Dorothy Day was born in Brooklyn, New York on November 8,1897. After the earthquake in 1906, her family moved to Chicago's south side. Into a place not as nice as the one in New York because her father, John, was out of work. When John Day got a new job as a sports editor for the Chicago newspaper, they moved to the north side in a better home. Dorothy won a scholarship to the University of Illinois in the fall of 1914 but was a reluctant scholar. Dropping out of college 2 years later, she moves to New York and became a reporter. She next worked for The Masses, a magazine that opposed the involvement in the European war. In November of 1917, Day went to prison for being one of forty women in front of the white house protesting women's exclusion from the electorate. The women were roughly handled and responded with a hunger strike, finally they were freed by presidential order.
In 1924, Dorothy Day began a four-year common-law marriage with Forster Bathroom, an English botanist. Forster found it hard to believe in god in a world of such cruelty. Together, they had a baby girl, born on March 3, 1927, named Tamar Theresa Day. She thought the birth of her child was a miracle. After Tamar's baptism, there was a permanent break with Batterham.

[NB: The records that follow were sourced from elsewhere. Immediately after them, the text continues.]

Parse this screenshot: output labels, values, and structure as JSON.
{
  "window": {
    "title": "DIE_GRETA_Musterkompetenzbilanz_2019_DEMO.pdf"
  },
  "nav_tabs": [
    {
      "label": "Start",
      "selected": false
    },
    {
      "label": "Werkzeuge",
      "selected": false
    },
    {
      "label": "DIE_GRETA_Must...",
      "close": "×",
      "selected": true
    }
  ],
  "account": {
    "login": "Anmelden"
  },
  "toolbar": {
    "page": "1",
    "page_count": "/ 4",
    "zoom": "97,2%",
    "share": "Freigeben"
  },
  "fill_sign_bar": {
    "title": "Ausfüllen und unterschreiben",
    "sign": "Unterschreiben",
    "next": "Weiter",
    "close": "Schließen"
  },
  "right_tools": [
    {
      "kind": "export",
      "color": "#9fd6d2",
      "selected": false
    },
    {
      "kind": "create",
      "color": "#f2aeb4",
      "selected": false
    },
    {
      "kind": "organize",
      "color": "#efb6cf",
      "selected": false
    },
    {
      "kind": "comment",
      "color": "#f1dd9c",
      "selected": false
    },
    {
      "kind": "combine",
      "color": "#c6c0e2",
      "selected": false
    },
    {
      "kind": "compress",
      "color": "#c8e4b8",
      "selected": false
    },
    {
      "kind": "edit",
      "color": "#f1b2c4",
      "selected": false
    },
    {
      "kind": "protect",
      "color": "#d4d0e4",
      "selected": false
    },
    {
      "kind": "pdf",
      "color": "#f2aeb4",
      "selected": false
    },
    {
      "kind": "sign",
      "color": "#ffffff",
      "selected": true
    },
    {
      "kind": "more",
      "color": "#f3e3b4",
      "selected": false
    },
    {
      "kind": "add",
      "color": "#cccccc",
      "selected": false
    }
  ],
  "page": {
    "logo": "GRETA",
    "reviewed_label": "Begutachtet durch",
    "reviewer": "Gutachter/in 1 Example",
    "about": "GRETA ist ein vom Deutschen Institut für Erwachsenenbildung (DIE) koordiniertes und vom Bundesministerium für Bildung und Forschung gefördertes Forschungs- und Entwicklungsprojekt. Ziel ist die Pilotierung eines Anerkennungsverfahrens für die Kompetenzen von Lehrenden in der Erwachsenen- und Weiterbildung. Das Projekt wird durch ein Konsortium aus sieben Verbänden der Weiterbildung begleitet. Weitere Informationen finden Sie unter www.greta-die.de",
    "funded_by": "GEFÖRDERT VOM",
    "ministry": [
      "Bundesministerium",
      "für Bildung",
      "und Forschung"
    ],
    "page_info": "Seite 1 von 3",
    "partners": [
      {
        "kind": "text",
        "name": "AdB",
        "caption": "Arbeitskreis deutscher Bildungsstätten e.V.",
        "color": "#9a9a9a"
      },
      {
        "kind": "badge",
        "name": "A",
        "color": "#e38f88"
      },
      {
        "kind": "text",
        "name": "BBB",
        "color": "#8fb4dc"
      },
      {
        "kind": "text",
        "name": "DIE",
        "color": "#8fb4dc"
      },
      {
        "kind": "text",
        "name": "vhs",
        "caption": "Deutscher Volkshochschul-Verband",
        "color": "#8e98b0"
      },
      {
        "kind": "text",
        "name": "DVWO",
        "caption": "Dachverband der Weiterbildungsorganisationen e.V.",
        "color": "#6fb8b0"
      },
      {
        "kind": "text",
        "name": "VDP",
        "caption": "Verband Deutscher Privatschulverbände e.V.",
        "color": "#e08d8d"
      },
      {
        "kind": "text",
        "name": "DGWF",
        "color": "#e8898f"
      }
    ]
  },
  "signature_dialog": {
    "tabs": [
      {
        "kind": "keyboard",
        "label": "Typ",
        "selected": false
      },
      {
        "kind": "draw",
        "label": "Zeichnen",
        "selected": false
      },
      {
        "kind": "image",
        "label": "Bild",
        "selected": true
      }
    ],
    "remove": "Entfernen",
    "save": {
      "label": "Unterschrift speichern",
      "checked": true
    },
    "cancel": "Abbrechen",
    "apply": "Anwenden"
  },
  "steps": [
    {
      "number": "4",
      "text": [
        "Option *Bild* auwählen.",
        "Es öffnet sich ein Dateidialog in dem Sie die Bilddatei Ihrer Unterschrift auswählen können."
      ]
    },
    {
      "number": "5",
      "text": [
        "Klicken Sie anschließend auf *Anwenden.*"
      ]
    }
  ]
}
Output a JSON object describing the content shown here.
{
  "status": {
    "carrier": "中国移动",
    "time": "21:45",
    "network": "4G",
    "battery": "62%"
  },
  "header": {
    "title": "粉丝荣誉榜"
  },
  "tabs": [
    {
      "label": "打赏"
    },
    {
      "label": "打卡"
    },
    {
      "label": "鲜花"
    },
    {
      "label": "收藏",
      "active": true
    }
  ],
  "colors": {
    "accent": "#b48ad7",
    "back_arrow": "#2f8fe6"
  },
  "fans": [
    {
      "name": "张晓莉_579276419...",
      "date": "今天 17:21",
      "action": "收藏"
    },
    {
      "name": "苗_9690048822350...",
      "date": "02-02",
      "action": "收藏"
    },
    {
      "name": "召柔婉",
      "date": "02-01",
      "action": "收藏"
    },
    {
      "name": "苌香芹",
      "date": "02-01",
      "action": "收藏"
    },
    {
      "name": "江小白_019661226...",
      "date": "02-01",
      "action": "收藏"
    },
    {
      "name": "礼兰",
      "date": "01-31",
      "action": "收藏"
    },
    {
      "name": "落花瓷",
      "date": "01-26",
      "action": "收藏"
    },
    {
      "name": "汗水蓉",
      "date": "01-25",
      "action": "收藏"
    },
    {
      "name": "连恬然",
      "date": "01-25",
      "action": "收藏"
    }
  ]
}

Dorothy Day started The Catholic worker, a newspaper that publicized Catholic social teaching and promoted steps to bring about the peaceful transformation of society. The first copies were handed out on May 1. She decided to sell the paper for one penny so that anyone could afford to buy it. Homeless people began to come to Day's home after reading the magazine. She began to put her principles into practice, her apartment was the seed of many houses of hospitality to come. By the wintertime, an apartment was rented with space for ten women, soon after a place was also available for men. The Catholic Worker became a national movement. By 1936 there were 33 Catholic worker houses across the country.